● **Task objective**: Reproduce each line below without any alteration.

Web page and app entries:
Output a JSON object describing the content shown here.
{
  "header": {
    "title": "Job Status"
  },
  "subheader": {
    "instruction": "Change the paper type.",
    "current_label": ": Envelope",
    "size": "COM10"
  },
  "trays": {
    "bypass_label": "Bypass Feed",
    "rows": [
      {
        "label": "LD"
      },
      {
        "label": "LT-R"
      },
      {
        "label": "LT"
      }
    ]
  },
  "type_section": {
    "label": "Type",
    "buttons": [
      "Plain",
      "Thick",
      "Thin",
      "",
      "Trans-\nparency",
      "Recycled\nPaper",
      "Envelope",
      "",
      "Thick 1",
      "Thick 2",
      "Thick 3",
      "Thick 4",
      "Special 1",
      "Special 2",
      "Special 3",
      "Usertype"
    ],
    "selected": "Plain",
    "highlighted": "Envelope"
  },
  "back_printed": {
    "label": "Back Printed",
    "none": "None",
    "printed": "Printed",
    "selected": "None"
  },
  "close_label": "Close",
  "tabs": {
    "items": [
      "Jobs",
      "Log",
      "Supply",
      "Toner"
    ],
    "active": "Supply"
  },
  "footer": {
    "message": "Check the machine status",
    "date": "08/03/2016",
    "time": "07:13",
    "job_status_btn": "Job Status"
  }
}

● **Your solution**:
Output a JSON object describing the content shown here.
{
  "header": {
    "title": "Job Status"
  },
  "subheader": {
    "instruction": "Change the paper type.",
    "current_label": ": Envelope",
    "size": "COM10"
  },
  "trays": {
    "bypass_label": "Bypass Feed",
    "rows": [
      {
        "label": "LD"
      },
      {
        "label": "LT-R"
      },
      {
        "label": "LT"
      }
    ]
  },
  "type_section": {
    "label": "Type",
    "buttons": [
      "Plain",
      "Thick",
      "Thin",
      "",
      "Trans-\nparency",
      "Recycled\nPaper",
      "Envelope",
      "",
      "Thick 1",
      "Thick 2",
      "Thick 3",
      "Thick 4",
      "Special 1",
      "Special 2",
      "Special 3",
      "Usertype"
    ],
    "selected": "Plain",
    "highlighted": "Envelope"
  },
  "back_printed": {
    "label": "Back Printed",
    "none": "None",
    "printed": "Printed",
    "selected": "None"
  },
  "close_label": "Close",
  "tabs": {
    "items": [
      "Jobs",
      "Log",
      "Supply",
      "Toner"
    ],
    "active": "Supply"
  },
  "footer": {
    "message": "Check the machine status",
    "date": "08/03/2016",
    "time": "07:13",
    "job_status_btn": "Job Status"
  }
}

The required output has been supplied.